I fell in love with this machine, as soon as I saw it on ebay. The clean lines, the “atomic style” shape, unlike any other machine I’d seen before. Designed in Switzerland, and made in Holland, circa 1950s.
For under $100 (including interstate postage), I think I got a bargain!
The machine arrived in its own little suitcase, decked out with leather straps inside to hold the pedal, the extension table and a cute little green bakelite box of attachments.
The Fridor Stitchmaster Merino
I spent a day cleaning her (the suitcase was full of rat droppings)…….
The machine case, sans rat poop
…..and now I own a seriously good – looking machine – even the foot pedal is attractive!
Even the foot pedal is attractive....
For a simple, straight-stitching machine, it has quite an array of extra feet, and dropping the feed-dogs is as simple as flicking a lever.
More photos on the patternpatter blog here (because I have yet to start my own!).
Bakelite light switch and Feed Dog Lever
What to do with those precious left-over scraps of never-to-be-repeated vintage fabric?
I decided that a quilt would be a good way to preserve mine, rather than trying to incorporate them into garments that would probably not stand the test of time.
Starting with a small piece of ’60s cotton in orange/ brown/ yellow/ lime green, I added other fabrics from my stash of scraps until the mix was pleasing. I did need to supplement the vintage fabrics with some new patchwork cottons, to “fill in the gaps”.
I had a lovely ’70s flower-power single sheet, just perfect for the backing!
The 6 inch squares were machine stitched together, then hand basted to the batting and the sheet, ready to hand-quilt. This took over a year – I thought it would never end….but finally, it’s finished!
I’m glad I hand quilted, even though it was a pain, I’m happy with the results.
Vintage sheet for backing
The finished quilt
I bought this adorable “Little Betty” toy 50s sewing machine on ebay this week, because for $25,I couldn’t resist it!
After playing with it for a bit, I was able to thread the top of the machine, and by cranking the handle, I got some sort of “sewing” happening. (Yes, it has a proper needle, and the foot raises and lowers like a “real one). Only problem is, it looks like something has to be done underneath, in lieu of a bobbin arrangement, and this is the part I can’t work out. No instructions came with the machine, and it is made in Britain.
I know, it’s actually just an ornament for my sewing room, but it’s bugging me!
I’m wondering if anyone else has come across one of these, and knows how to thread it?
Here’s a bustier/ bra top I made yesterday from Simplicity 3250. I made it from a 50 cent remnant of luxury satin, found in the $1 bin at my favourite fabric store!

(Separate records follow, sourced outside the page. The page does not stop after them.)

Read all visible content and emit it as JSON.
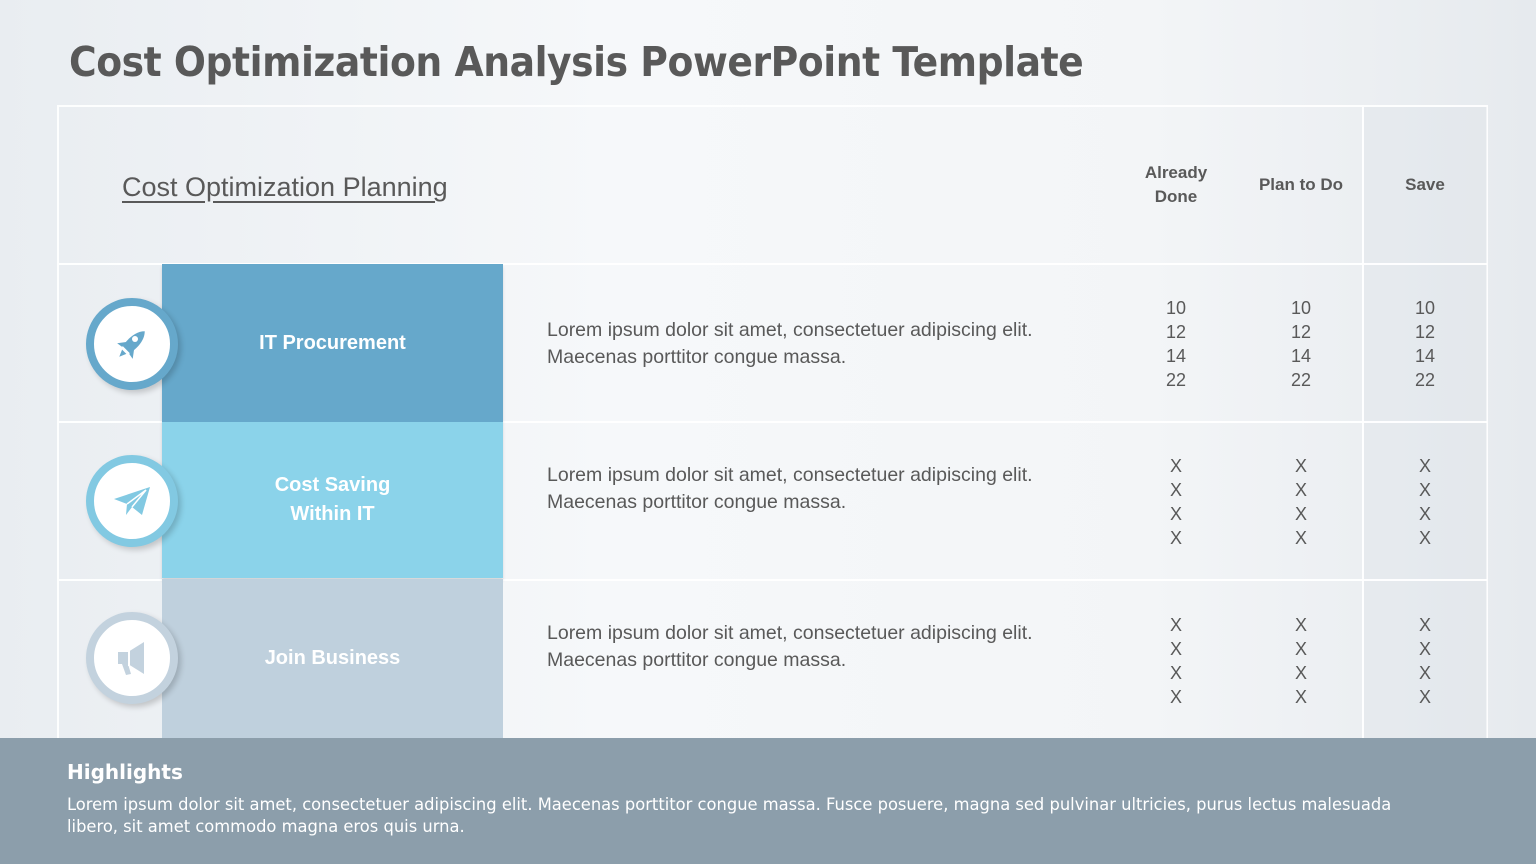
{
  "title": "Cost Optimization Analysis PowerPoint Template",
  "subtitle": "Cost Optimization Planning",
  "columns": [
    "Already Done",
    "Plan to Do",
    "Save"
  ],
  "rows": [
    {
      "label": "IT Procurement",
      "icon": "rocket-icon",
      "color": "#66a8cb",
      "ring_color": "#66a8cb",
      "description": "Lorem ipsum dolor sit amet, consectetuer adipiscing elit. Maecenas porttitor congue massa.",
      "values": {
        "already_done": "10\n12\n14\n22",
        "plan_to_do": "10\n12\n14\n22",
        "save": "10\n12\n14\n22"
      }
    },
    {
      "label": "Cost Saving Within IT",
      "icon": "paper-plane-icon",
      "color": "#8bd3ea",
      "ring_color": "#82c9e2",
      "description": "Lorem ipsum dolor sit amet, consectetuer adipiscing elit. Maecenas porttitor congue massa.",
      "values": {
        "already_done": "X\nX\nX\nX",
        "plan_to_do": "X\nX\nX\nX",
        "save": "X\nX\nX\nX"
      }
    },
    {
      "label": "Join Business",
      "icon": "megaphone-icon",
      "color": "#bfd0dd",
      "ring_color": "#c3d2de",
      "description": "Lorem ipsum dolor sit amet, consectetuer adipiscing elit. Maecenas porttitor congue massa.",
      "values": {
        "already_done": "X\nX\nX\nX",
        "plan_to_do": "X\nX\nX\nX",
        "save": "X\nX\nX\nX"
      }
    }
  ],
  "footer": {
    "title": "Highlights",
    "text": "Lorem ipsum dolor sit amet, consectetuer adipiscing elit. Maecenas porttitor congue massa. Fusce posuere, magna sed pulvinar ultricies, purus lectus malesuada libero, sit amet commodo magna eros quis urna.",
    "background": "#8c9eab"
  }
}
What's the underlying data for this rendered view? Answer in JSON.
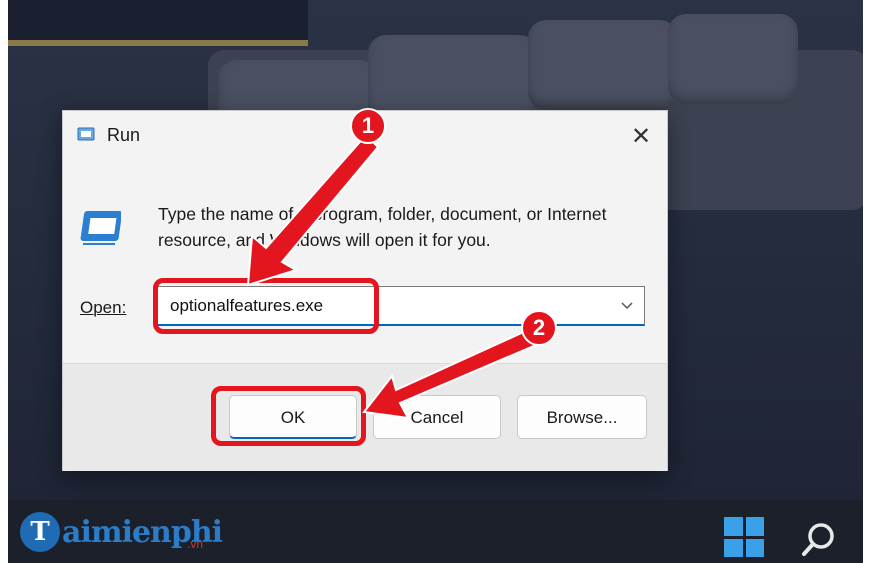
{
  "dialog": {
    "title": "Run",
    "close_glyph": "✕",
    "description": "Type the name of a program, folder, document, or Internet resource, and Windows will open it for you.",
    "open_label": "Open:",
    "open_value": "optionalfeatures.exe",
    "ok_label": "OK",
    "cancel_label": "Cancel",
    "browse_label": "Browse..."
  },
  "annotations": {
    "step1": "1",
    "step2": "2",
    "color": "#e3161f"
  },
  "watermark": {
    "brand_initial": "T",
    "brand_rest": "aimienphi",
    "brand_suffix": ".vn"
  },
  "taskbar": {
    "icons": [
      "windows-start-icon",
      "search-icon"
    ],
    "accent": "#3aa0e8"
  }
}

Very comfortable to wear, it’s a one way stretch satin. I thought I’d be clever and sew the 2 ends together at the neck, saving me another set of buttons to wrangle with. The significance of those buttons becomes clear when putting the bustier on – it’s OK, I just have to get hubby to do me up at the back!
Anyway, it was a fun project.